While driving between some of our fields in early July, I stopped to check out the native flowering shrubs in some of the hedgerows. It was a pleasant surprise to knock Orius out of some of the flowers (Figure 3). These were either natural Orius or some of the population that we’d introduced earlier in the season. Wherever they came from, they were definitely there and it’s really fun to find Orius in the flowers of our thrips-free daylily crop. (Some of the clean flowers can be seen in Figure 4.)
Figure 4: Clean, thrips-free daylily flowers.
Figures 5a & 5b: Scouting at sunset (left) and an Orius in a thrips-free daylily.
Figure 6: Artemisia as banker plants for Aphidius.
We’re exploring the possibility of creating a population of plant material around our property that will provide an early and continuous supply of flowers throughout the season to help in the establishment and survival of beneficial insects. So far, potential lack of water is the real issue with that. However, at this time, I want to thank Leanne Pundt for suggesting websites and other extension services that offer valuable information about plant material that can be used for establishing beneficial insect populations. Utah State Extension Service has produced an extremely good fact sheet on Orius and plants that can provide a habitat for it: utahpests.usu.edu/files/MPB-Factsheet.pdf.
Orius, aka Minute Pirate Bugs, live on a large diet of thrips—about 70 to 80 a day. Thrips are often more active in the evening, so that’s a good time to scout. It’s a wonderful way to end the day, scouting a field at sunset and finding flowers with a good Orius population looking for their evening meal. (Figure 5b shows one of the Orius found in the stand of clean flowers.)
How successful have we been this season? No chemical applications for thrips have been made and our crops are almost entirely thrips-free. It’s been a great Orius year.
Not having to spray insecticides to control thrips is huge. Unfortunately, we weren’t totally chemical-free with respect to aphids. Early in the season, Ron Valentin from Bioline suggested trying a different type of aphid banker plant. Some European information suggested that artemisia showed promise as a habitat for Aphidius. It just so happened that we had a small batch of artemisia from last year still in the ground and developing a good groundcover canopy.
I tried getting a quantity of cereal banker plants with an additional population of Aphidius to become established, but they didn’t like overhead watering, so we’ll have to think again on that one (Figure 6.) Even though some natural Aphidius and other beneficial insects were found on scouting trips, there weren’t enough to take care of a late infestation of red aphids that appeared in one of our crops.
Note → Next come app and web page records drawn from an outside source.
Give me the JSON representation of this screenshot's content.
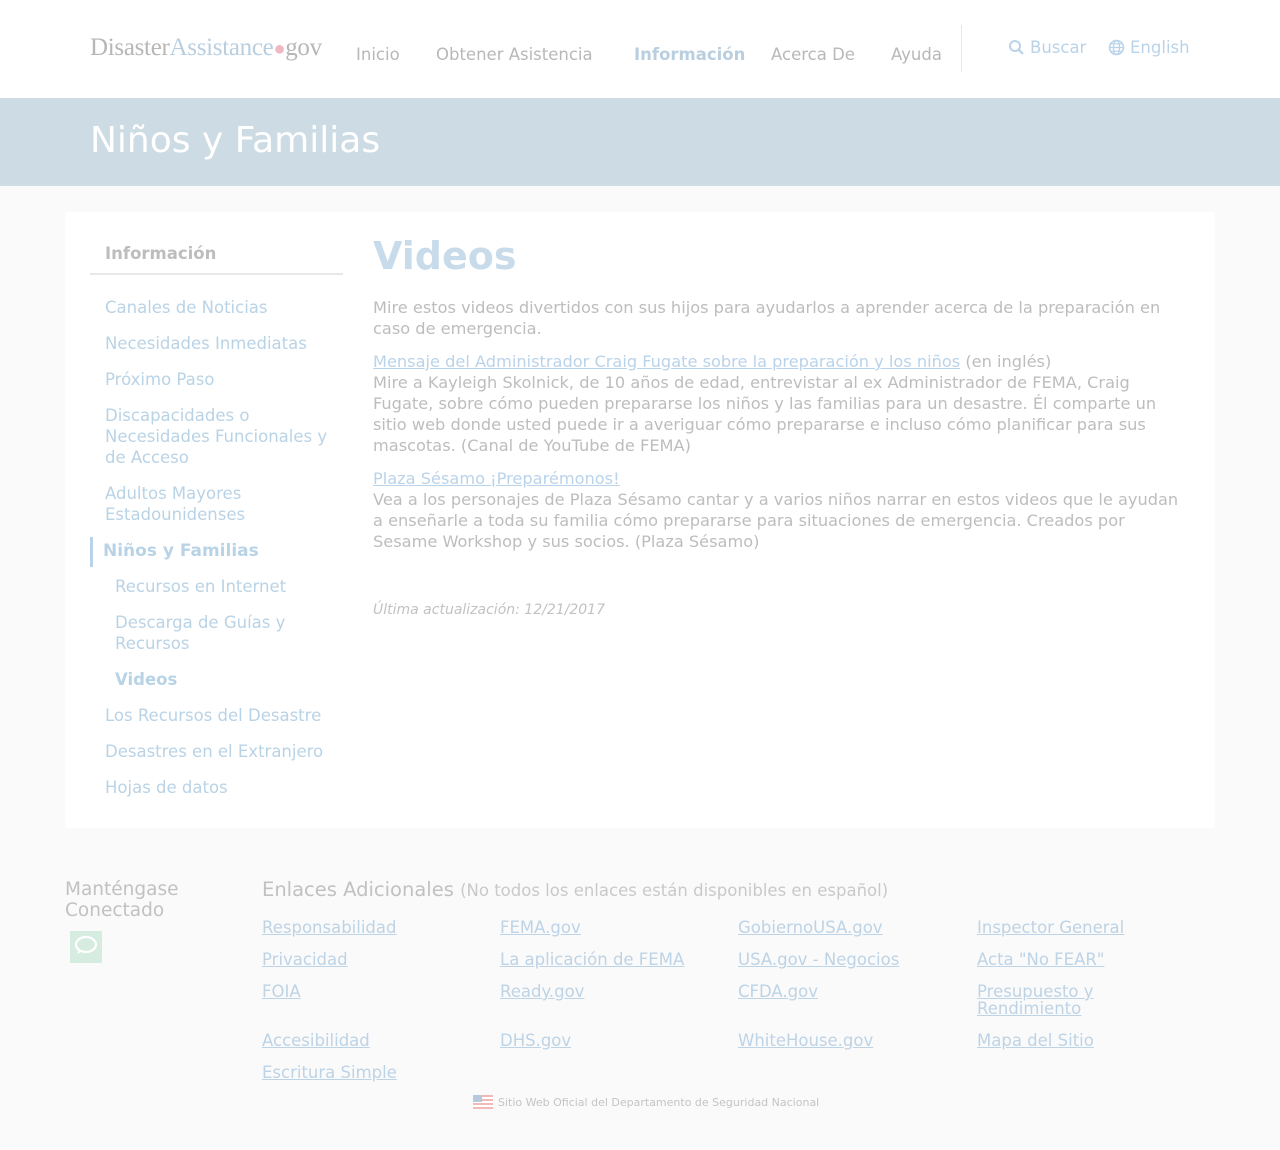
{
  "header": {
    "logo": {
      "part1": "Disaster",
      "part2": "Assistance",
      "dot": "●",
      "part3": "gov"
    },
    "nav": [
      {
        "label": "Inicio"
      },
      {
        "label": "Obtener Asistencia"
      },
      {
        "label": "Información",
        "active": true
      },
      {
        "label": "Acerca De"
      },
      {
        "label": "Ayuda"
      }
    ],
    "search_label": "Buscar",
    "search_icon": "search-icon",
    "language_label": "English",
    "language_icon": "globe-icon"
  },
  "banner": {
    "title": "Niños y Familias"
  },
  "sidebar": {
    "heading": "Información",
    "items": [
      {
        "label": "Canales de Noticias"
      },
      {
        "label": "Necesidades Inmediatas"
      },
      {
        "label": "Próximo Paso"
      },
      {
        "label": "Discapacidades o Necesidades Funcionales y de Acceso"
      },
      {
        "label": "Adultos Mayores Estadounidenses"
      },
      {
        "label": "Niños y Familias",
        "active": true
      },
      {
        "label": "Recursos en Internet"
      },
      {
        "label": "Descarga de Guías y Recursos"
      },
      {
        "label": "Videos",
        "current": true
      },
      {
        "label": "Los Recursos del Desastre"
      },
      {
        "label": "Desastres en el Extranjero"
      },
      {
        "label": "Hojas de datos"
      }
    ]
  },
  "main": {
    "title": "Videos",
    "intro": "Mire estos videos divertidos con sus hijos para ayudarlos a aprender acerca de la preparación en caso de emergencia.",
    "videos": [
      {
        "link": "Mensaje del Administrador Craig Fugate sobre la preparación y los niños",
        "note": " (en inglés)",
        "description": "Mire a Kayleigh Skolnick, de 10 años de edad, entrevistar al ex Administrador de FEMA, Craig Fugate, sobre cómo pueden prepararse los niños y las familias para un desastre. Él comparte un sitio web donde usted puede ir a averiguar cómo prepararse e incluso cómo planificar para sus mascotas. (Canal de YouTube de FEMA)"
      },
      {
        "link": "Plaza Sésamo ¡Preparémonos!",
        "description": "Vea a los personajes de Plaza Sésamo cantar y a varios niños narrar en estos videos que le ayudan a enseñarle a toda su familia cómo prepararse para situaciones de emergencia. Creados por Sesame Workshop y sus socios. (Plaza Sésamo)"
      }
    ],
    "updated": "Última actualización: 12/21/2017"
  },
  "footer": {
    "stay_connected": "Manténgase Conectado",
    "chat_icon": "chat-bubble-icon",
    "links_heading": "Enlaces Adicionales",
    "links_note": "(No todos los enlaces están disponibles en español)",
    "links": [
      [
        "Responsabilidad",
        "FEMA.gov",
        "GobiernoUSA.gov",
        "Inspector General"
      ],
      [
        "Privacidad",
        "La aplicación de FEMA",
        "USA.gov - Negocios",
        "Acta \"No FEAR\""
      ],
      [
        "FOIA",
        "Ready.gov",
        "CFDA.gov",
        "Presupuesto y Rendimiento"
      ],
      [
        "Accesibilidad",
        "DHS.gov",
        "WhiteHouse.gov",
        "Mapa del Sitio"
      ],
      [
        "Escritura Simple"
      ]
    ],
    "official_site": "Sitio Web Oficial del Departamento de Seguridad Nacional",
    "flag_icon": "us-flag-icon"
  }
}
We did have to spray to control those pests, but that was the only chemical spray applied all season long.
Over the last number of years, there’s been a lot of work done on trying to learn more about how natural enemy populations can control our pest problems. Whatever information is available, it’s up to the individual grower to try new things, work hard, be observant and figure out what will work for their own particular crop situation.
Leanne also mentioned a new pheromone lure, PredaLure, which attracts beneficial insects into crops to feed on destructive insect pests. It attracts lacewings, lady beetles, syrphids, Orius and Phytoseiulus. We’ll be sure to try some of those in next year’s crops.
Helping to minimize our reliability on chemical control methods is a win-win situation for all concerned. We’ll use the knowledge we’ve learned this year to plan for an even better 2019 season. GT
Roger McGaughey, head grower at Pioneer Gardens in Deerfield, Massachusetts, was educated in Northern Ireland and England and has 44 years experience as a grower.